El Niño is a weather phenomenon that develops across the Pacific Ocean. Essentially it is a band of anomalously warm ocean water temperatures that develops off the west coast of South America.
El Niño causes climatic changes across the Pacific and can result in severe droughts on the western Pacific while the eastern Pacific experiences anomalously high rainfall and catastrophic floods.
These extreme weather events typically occur once every 20 years but a new study published in the journal Nature Climate Change suggests that extreme El Niño events could occur twice as often due to the effects of global warming.
The last such event occurred in 1997/98 in which the anomalous conditions caused widespread environmental disruption including the disappearance of much marine fauna in the Pacific.
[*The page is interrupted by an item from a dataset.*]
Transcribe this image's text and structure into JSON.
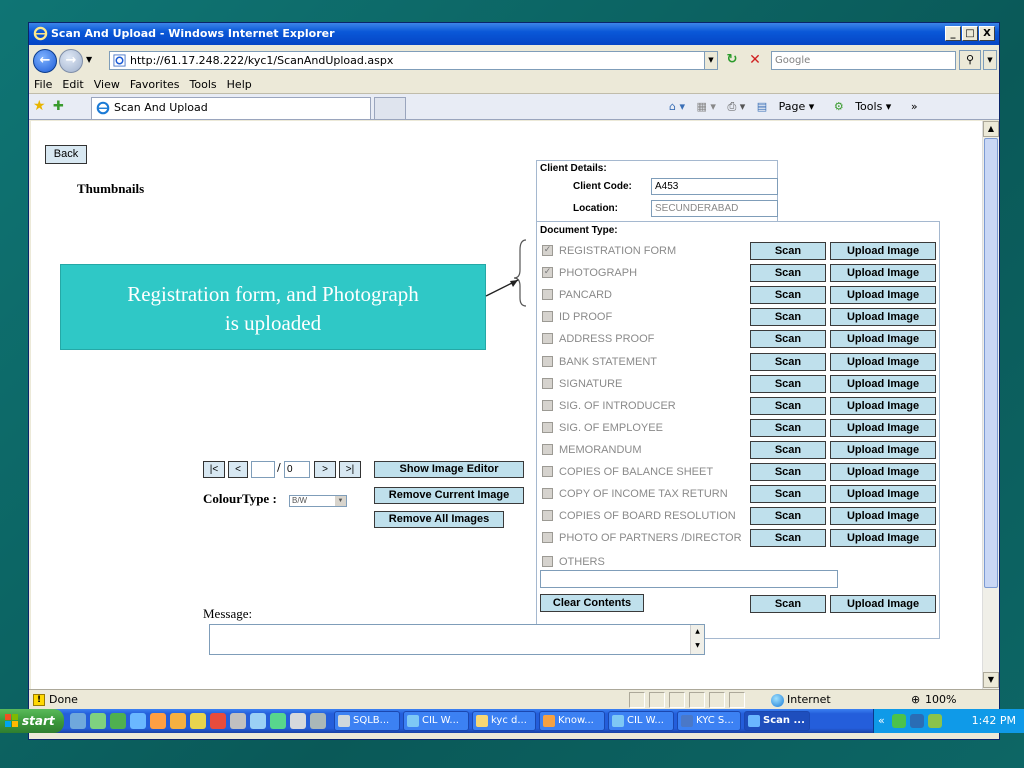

The impacts affected every continent and claimed an estimated 23,000 lives worldwide causing USD 35-45 billion in damage.